Formation of the Australian Army Chaplains Department
In 1913 representatives of the Anglican, Presbyterian, Roman Catholic, and Methodist denominations met with the Australian Army’s Adjutant General, Lieutenant Colonel Harry Chauvel, to establish the structure of the Australian Army Chaplains Department. It was agreed that each denomination would appoint one chaplain general, and one senior chaplain per state to administer that denomination’s chaplains. One chaplain from each of the four denominations would also be attached to each infantry and light horse brigade. In total, the proposed establishment would comprise 116 chaplains. The Australian Army Chaplains Department was promulgated in the Commonwealth Gazette on 20 December 1913.
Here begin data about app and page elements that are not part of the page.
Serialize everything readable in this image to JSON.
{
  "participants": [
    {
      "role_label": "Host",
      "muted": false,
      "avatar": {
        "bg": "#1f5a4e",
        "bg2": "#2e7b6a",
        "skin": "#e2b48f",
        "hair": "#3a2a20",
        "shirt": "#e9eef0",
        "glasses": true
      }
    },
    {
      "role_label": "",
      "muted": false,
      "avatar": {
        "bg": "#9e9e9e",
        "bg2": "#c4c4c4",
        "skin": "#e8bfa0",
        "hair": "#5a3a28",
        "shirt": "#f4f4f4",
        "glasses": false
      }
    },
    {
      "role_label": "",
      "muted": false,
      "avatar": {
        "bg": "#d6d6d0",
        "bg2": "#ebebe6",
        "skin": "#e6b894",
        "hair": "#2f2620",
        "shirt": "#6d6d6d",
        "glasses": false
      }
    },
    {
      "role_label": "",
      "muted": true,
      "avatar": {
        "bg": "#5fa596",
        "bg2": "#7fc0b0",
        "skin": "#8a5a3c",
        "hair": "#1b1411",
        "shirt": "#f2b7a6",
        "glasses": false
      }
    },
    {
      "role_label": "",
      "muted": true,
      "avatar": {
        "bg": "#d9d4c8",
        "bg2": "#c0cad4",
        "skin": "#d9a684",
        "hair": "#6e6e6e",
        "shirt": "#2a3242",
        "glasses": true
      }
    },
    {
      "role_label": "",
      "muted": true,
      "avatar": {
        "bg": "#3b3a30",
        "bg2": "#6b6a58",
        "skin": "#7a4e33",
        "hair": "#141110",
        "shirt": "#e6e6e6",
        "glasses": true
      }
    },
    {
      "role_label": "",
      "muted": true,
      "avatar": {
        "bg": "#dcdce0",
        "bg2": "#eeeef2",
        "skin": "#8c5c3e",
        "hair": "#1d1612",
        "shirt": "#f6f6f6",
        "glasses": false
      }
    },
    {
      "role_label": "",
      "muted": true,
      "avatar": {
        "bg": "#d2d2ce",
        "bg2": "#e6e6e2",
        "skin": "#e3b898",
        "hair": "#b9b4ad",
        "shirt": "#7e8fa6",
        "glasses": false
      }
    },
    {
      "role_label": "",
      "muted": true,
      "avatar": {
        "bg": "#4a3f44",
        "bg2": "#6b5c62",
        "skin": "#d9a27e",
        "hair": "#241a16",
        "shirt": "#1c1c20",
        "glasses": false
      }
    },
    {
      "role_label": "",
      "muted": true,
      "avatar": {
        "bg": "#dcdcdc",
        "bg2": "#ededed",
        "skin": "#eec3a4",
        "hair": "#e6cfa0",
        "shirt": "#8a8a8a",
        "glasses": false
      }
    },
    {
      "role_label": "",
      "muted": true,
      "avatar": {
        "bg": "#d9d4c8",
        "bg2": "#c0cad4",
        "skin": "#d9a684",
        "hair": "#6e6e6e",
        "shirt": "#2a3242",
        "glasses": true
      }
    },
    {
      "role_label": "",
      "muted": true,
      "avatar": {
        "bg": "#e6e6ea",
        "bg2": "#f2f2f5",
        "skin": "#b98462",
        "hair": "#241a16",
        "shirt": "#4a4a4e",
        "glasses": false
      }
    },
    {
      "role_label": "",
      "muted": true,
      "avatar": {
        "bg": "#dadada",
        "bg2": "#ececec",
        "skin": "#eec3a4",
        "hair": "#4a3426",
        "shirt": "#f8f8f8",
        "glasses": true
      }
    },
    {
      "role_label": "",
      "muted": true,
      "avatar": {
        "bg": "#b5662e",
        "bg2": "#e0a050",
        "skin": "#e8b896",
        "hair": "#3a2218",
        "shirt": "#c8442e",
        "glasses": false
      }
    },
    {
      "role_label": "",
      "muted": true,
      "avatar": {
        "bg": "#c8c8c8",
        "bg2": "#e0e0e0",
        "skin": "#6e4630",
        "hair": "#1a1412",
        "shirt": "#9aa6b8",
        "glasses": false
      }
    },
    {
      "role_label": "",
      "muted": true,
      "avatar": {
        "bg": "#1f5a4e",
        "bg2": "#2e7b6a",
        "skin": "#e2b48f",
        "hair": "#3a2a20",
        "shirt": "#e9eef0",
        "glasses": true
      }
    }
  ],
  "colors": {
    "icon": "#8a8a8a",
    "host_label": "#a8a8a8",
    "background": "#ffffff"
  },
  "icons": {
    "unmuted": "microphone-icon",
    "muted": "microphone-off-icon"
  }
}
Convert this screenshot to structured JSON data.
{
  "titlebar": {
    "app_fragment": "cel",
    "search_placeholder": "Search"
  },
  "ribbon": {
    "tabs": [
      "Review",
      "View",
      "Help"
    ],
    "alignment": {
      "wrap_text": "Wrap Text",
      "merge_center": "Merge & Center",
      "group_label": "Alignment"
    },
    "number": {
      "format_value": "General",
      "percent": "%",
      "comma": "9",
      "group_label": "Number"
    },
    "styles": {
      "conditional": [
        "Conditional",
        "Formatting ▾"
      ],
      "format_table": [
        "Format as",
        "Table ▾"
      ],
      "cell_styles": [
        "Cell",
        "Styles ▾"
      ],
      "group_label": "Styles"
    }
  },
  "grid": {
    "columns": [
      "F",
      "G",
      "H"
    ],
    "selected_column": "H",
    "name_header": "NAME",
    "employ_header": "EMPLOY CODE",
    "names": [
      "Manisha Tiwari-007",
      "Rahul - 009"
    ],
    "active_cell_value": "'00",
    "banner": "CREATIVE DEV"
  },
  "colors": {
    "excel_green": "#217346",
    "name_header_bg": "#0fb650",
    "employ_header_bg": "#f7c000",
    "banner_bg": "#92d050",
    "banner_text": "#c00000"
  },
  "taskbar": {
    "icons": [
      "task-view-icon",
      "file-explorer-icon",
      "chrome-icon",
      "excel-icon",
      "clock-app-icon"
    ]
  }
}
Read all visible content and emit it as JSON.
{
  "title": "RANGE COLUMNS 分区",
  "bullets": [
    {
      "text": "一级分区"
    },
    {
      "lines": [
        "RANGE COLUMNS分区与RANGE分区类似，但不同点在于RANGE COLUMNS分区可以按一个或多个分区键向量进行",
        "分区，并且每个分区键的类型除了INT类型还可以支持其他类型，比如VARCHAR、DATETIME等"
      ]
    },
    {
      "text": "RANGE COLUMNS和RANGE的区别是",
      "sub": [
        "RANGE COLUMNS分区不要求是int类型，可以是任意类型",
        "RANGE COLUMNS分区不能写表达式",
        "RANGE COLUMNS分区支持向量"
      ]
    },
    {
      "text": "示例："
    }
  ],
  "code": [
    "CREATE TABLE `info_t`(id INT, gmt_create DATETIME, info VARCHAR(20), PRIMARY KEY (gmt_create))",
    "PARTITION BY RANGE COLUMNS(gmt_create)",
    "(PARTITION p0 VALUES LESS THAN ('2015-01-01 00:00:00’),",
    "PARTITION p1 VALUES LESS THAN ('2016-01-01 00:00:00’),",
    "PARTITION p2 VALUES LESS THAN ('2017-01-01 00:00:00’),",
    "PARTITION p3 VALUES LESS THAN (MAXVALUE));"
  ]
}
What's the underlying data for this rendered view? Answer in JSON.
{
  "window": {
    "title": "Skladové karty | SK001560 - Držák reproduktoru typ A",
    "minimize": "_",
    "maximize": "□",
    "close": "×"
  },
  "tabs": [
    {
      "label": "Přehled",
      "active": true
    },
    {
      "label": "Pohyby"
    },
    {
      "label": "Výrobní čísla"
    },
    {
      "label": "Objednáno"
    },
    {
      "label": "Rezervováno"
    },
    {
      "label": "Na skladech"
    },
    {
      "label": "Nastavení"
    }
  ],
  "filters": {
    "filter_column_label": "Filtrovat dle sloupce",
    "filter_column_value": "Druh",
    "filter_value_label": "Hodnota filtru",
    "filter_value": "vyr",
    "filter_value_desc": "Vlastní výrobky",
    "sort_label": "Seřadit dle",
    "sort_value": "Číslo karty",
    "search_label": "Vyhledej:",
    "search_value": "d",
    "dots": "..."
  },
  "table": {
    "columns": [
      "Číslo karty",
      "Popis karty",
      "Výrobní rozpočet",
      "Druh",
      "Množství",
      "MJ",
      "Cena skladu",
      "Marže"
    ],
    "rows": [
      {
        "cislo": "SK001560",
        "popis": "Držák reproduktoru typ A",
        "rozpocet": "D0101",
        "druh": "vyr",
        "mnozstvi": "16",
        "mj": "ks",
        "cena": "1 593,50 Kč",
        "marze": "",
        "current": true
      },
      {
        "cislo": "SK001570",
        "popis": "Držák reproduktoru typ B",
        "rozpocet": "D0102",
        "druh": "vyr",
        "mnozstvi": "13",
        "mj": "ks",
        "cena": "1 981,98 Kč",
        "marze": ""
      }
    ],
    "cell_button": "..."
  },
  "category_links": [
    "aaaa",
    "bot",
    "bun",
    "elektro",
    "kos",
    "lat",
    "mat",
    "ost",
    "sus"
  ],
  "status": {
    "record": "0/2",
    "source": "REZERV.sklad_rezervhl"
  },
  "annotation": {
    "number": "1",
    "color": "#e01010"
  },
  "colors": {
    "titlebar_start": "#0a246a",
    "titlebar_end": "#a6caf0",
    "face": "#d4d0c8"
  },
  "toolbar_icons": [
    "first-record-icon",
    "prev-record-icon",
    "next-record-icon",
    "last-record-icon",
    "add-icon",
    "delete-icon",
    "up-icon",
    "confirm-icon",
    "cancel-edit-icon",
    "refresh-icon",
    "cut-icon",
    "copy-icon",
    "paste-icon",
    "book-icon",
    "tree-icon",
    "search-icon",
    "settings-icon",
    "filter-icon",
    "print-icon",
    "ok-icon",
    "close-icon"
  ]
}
Conditions of service were based on the British model. Promotions were governed by length of service and chaplains were exempt from normal retirement ages. Unfit chaplains would be placed on the unattached list.
Chaplains were commissioned as officers. Although the chaplain general had no equivalent military rank, the four classes of chaplain corresponded to the relative ranks of colonel, lieutenant colonel, major, and captain. Chaplains were appointed initially to class IV (captain equivalent).
Recruitment of Australian Army chaplains
The Australian Army had very little input into the recruitment of chaplains. The six senior chaplains from each denomination forwarded the names of candidates for chaplaincy to the Military Board via the chaplain general.
While the original plan incorporated an equal number of chaplains for each denomination, the numbers were revised after the start of the First World War. Allocation of positions was now based on the proportion of each denomination in the population according to the 1911 census. This became a constant source of friction during the war as Anglicans believed they had enlisted in greater numbers than census proportions suggested. As a result, honorary chaplains were appointed to serve on transport ships without pay or rank.
In July 1915 the “Other Protestant Denominations” (OPD) petitioned unsuccessfully for the appointment of their own chaplain general. The Minister of Defence ruled that there would be only one senior chaplain for OPD in each military district. Although a roving Jewish chaplain was commissioned during the First World War, the first Jewish senior chaplain was not appointed until 1943. The Salvation Army petitioned for a senior chaplain but was denied because its status as an orthodox church was questioned. Although no senior chaplain was appointed, several South Australian Salvation Army officers were appointed as chaplains and welfare workers.
During the course of the war 414 clergymen served in the Australian Imperial Force. Their denominations were:
- 175 (42.3 per cent) Anglican
- 86 (20.8 per cent) Roman Catholic
- 70 (16.9 per cent) Presbyterian
- 54 (13 per cent) Methodist
- 27 (6.5 per cent) OPD
- 2 (0.5 per cent) other